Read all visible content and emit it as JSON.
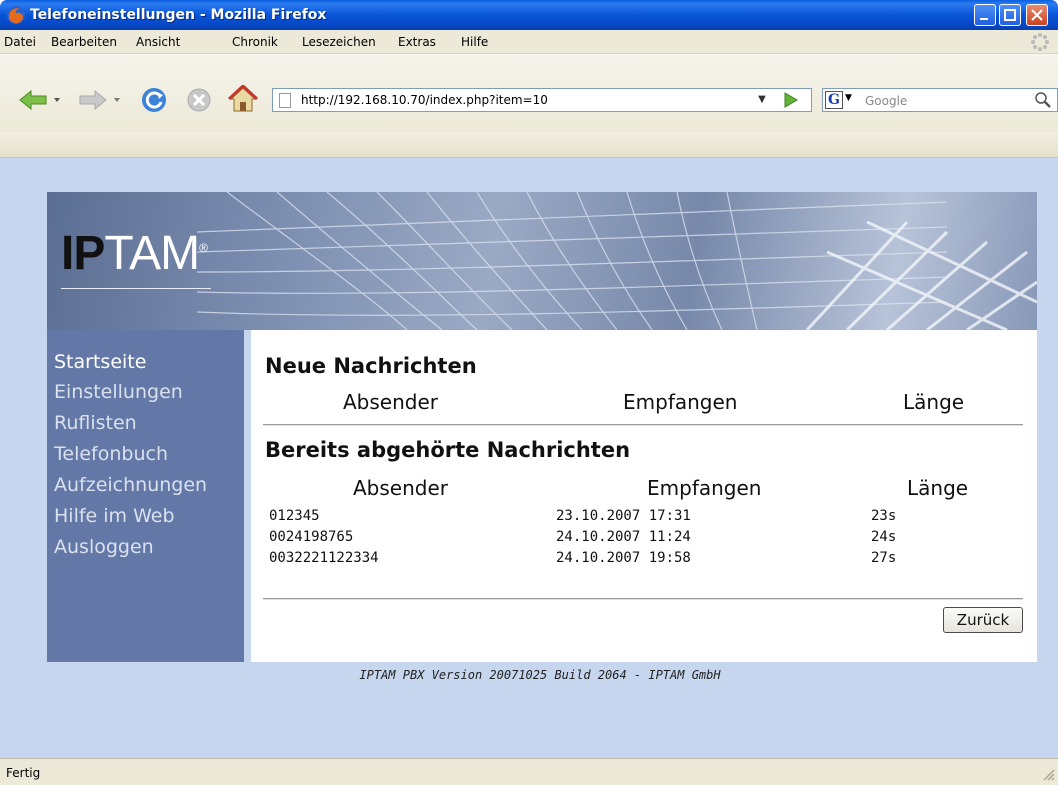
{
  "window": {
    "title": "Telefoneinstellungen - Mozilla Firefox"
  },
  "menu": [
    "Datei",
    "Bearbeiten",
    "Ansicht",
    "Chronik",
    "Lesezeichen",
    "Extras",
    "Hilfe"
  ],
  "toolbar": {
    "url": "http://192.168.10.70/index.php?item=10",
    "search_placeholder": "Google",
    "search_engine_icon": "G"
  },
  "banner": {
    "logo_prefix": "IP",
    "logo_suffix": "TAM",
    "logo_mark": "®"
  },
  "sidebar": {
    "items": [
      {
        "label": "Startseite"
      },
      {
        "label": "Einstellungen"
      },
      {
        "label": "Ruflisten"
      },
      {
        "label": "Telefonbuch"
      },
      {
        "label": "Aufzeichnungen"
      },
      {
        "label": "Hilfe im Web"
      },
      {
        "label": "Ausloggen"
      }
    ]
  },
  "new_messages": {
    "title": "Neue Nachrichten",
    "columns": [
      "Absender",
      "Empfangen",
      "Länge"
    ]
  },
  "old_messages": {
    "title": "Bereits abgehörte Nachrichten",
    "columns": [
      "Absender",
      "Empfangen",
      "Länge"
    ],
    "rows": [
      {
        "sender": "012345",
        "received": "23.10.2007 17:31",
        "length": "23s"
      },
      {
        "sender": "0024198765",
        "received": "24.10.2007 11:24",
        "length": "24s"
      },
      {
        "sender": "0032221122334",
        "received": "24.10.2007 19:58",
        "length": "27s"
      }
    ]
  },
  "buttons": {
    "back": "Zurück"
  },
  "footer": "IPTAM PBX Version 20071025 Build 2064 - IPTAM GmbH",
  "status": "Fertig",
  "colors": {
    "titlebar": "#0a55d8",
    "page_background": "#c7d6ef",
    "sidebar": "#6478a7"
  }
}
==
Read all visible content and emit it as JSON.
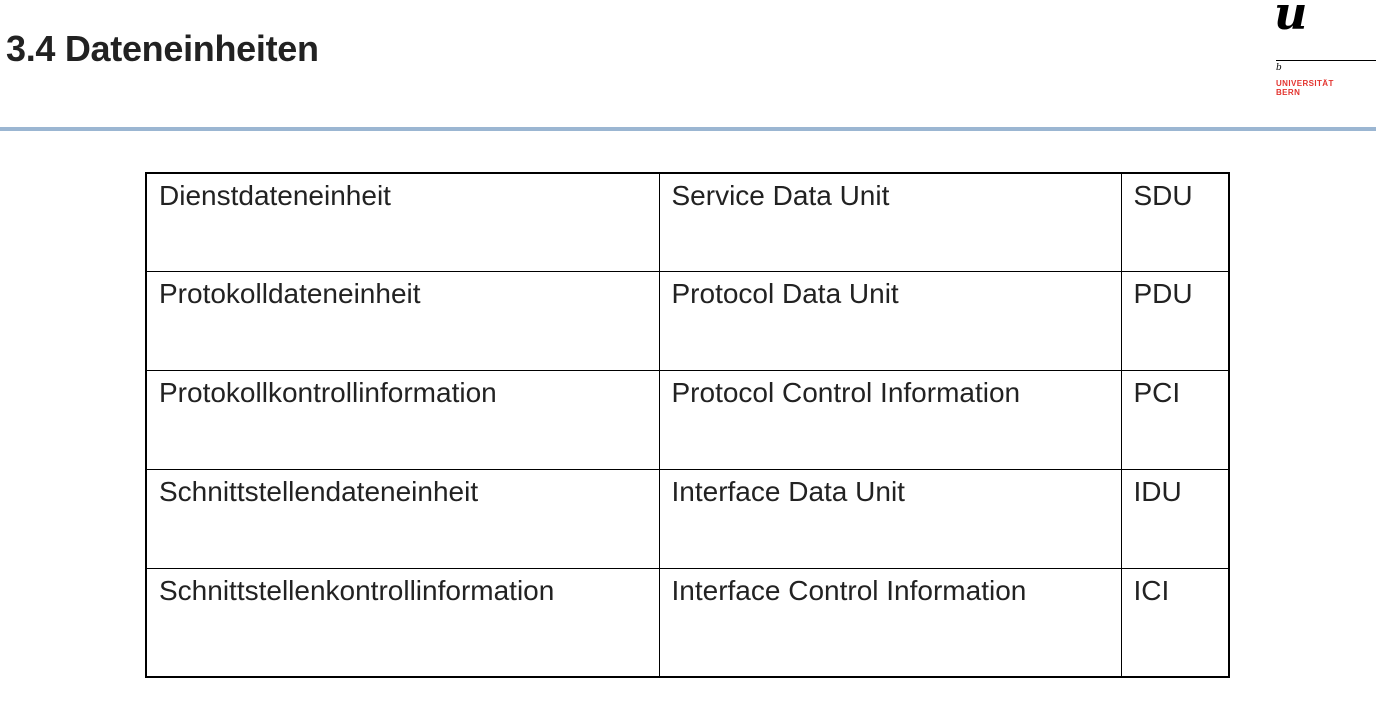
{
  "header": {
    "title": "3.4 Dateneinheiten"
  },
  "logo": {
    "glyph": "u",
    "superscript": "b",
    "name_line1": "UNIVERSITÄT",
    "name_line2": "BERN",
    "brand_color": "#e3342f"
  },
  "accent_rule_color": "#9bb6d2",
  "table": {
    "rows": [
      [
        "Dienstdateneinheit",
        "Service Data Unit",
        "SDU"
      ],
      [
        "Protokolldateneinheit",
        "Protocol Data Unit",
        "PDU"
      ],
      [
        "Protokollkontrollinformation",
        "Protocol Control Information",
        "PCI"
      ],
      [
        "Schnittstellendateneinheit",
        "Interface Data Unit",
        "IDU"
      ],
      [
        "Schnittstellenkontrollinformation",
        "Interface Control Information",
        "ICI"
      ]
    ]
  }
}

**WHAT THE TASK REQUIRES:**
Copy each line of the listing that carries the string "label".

**OUTPUT OF THE EXERCISE:**
        "label": "Startseite"
        "label": "Einstellungen"
        "label": "Ruflisten"
        "label": "Telefonbuch"
        "label": "Aufzeichnungen"
        "label": "Hilfe im Web"
        "label": "Ausloggen"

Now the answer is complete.